“I’m so proud of this team – everybody at ThorSport on this Nextant Aerospace Toyota, everybody at Triad and TRD – everybody that makes this possible. Duke and Rhonda Thorson. That last lap, I knew I just had to get on pit road right – no mistakes. And I hit it right. When I got to the line, I was at 4,800 in second gear and I was like, ‘That’s perfect.’ I’m so proud of Jeff Hensley (crew chief) – coming over here (for his first race). This is just a great day. This is the thing we needed to swing [the points lead]. I’m just so proud of this team – these guys. We’ve had a good year, but not a great year. We’ve been consistent. We finally got speed this weekend.” Race winner Johnny Sauter
“We had a very fast Menard’s Toyota Tundra. Track position was everything. We got shuffled back at one point and worked our way back up there. Like I said, if you got underneath somebody and didn’t get the pass done and you had the train that came on the outside – you would get shuffled back five spots. So, it was so hard to be in the right place at the right time. The Menard’s Toyota Tundra was pretty good all day. I think if we would have had the lead – definitely could have won the race. Track position was key.” Matt Crafton, finished second
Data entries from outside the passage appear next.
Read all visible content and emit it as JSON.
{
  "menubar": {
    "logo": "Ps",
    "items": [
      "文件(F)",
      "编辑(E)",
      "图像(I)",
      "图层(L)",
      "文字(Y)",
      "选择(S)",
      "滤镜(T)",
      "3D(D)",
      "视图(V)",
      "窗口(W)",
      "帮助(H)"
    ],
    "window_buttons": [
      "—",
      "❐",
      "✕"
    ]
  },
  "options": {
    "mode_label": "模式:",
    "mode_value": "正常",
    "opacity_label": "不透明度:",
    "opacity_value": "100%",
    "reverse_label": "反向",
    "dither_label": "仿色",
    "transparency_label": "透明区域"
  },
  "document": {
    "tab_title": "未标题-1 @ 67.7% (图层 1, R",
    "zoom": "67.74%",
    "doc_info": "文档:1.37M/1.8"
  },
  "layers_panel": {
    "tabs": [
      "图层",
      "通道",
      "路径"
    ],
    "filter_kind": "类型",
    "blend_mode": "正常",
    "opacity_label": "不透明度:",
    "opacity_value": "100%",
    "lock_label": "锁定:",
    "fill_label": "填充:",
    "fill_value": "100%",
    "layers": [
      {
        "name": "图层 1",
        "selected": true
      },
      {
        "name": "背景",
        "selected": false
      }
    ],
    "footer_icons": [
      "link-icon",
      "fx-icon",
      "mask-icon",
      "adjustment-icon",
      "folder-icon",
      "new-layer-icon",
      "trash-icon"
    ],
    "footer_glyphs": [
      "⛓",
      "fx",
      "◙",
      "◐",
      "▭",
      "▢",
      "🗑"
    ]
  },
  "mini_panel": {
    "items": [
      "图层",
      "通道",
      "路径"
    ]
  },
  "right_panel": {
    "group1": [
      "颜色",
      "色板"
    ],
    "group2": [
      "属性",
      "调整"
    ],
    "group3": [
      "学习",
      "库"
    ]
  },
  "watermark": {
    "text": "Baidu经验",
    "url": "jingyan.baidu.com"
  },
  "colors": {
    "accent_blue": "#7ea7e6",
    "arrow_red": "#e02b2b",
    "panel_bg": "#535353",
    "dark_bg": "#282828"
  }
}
“We had a great day at Michigan [International Speedway] in the Rheem Comfort Products Chevy. You don’t get a great truck like this one every day. The Rheem guys did a great job of preparing it, and Doug [George] made great calls during the race. We just ran out of time there at the end to catch the two trucks in front of me. Michigan is a lot of fun when you get a great driving truck like this one. I can’t thank Mr. [Steve] Turner and Mr. [Harry] Scott enough for giving me this opportunity.” Ron Hornaday, Jr., finished third
“We had an awesome truck this weekend; it was so fast and it handled flawlessly. Hillman and the guys at Turner Scott Motorsports make my job easy when they bring me such great equipment to work with. Michigan is my kind of track; it’s basically like Daytona without the drafting. I was able to race with other drivers, and race hard. My spotter Eddie D’Hondt was great today and helped me a lot when I would get a run. I can’t thank everyone within this organization enough for their hard work and support. It feels great to get my career-best finish with a great team and a great sponsor like Outerwall on the truck.” Tayler Malsam, finished fourth
“We showed during the first half of the race that KBM had the two fastest trucks out there today, unfortunately both us and the 54 ran out of gas and neither Darrell (Wallace, Jr.) or myself were able to finish what we started – can’t seem to catch a break at this track.. Proud of everyone at KBM and ToyotaCare for the streak we had going – wining my first five starts this year and six dating back to Homestead last year – it’s unfortunate that it had to end, but we’ll look to get another streak started next week at Bristol.” Kyle Busch, finished fifth
Up Next: The Camping World Truck Series has a short week before heading off to Bristol Motor Speedway Wednesday night for the UNOH 200. Last season, Kyle Busch led just the final seven laps en route to a 0.050 second victory over Timothy Peters. Coverage begins at 8:30 p.m. ET on Fox Sports 1; the race can also be heard on your local MRN affiliate.
About the author
Content Director Beth heads up management of our 30-person staff, acting as Tom’s main assistant with technology and personnel while working as Frontstretch’s Truck Series expert. The author of Truckin’ Thursdays and the coordinator of the site’s pre and post-race coverage, she also runs a periodic charity column that spotlights when NASCAR gives back. A childhood transplant to Texas, Beth is a 15-year writing veteran who has contributed content to BRANDT and Athlon Sports, among other outlets.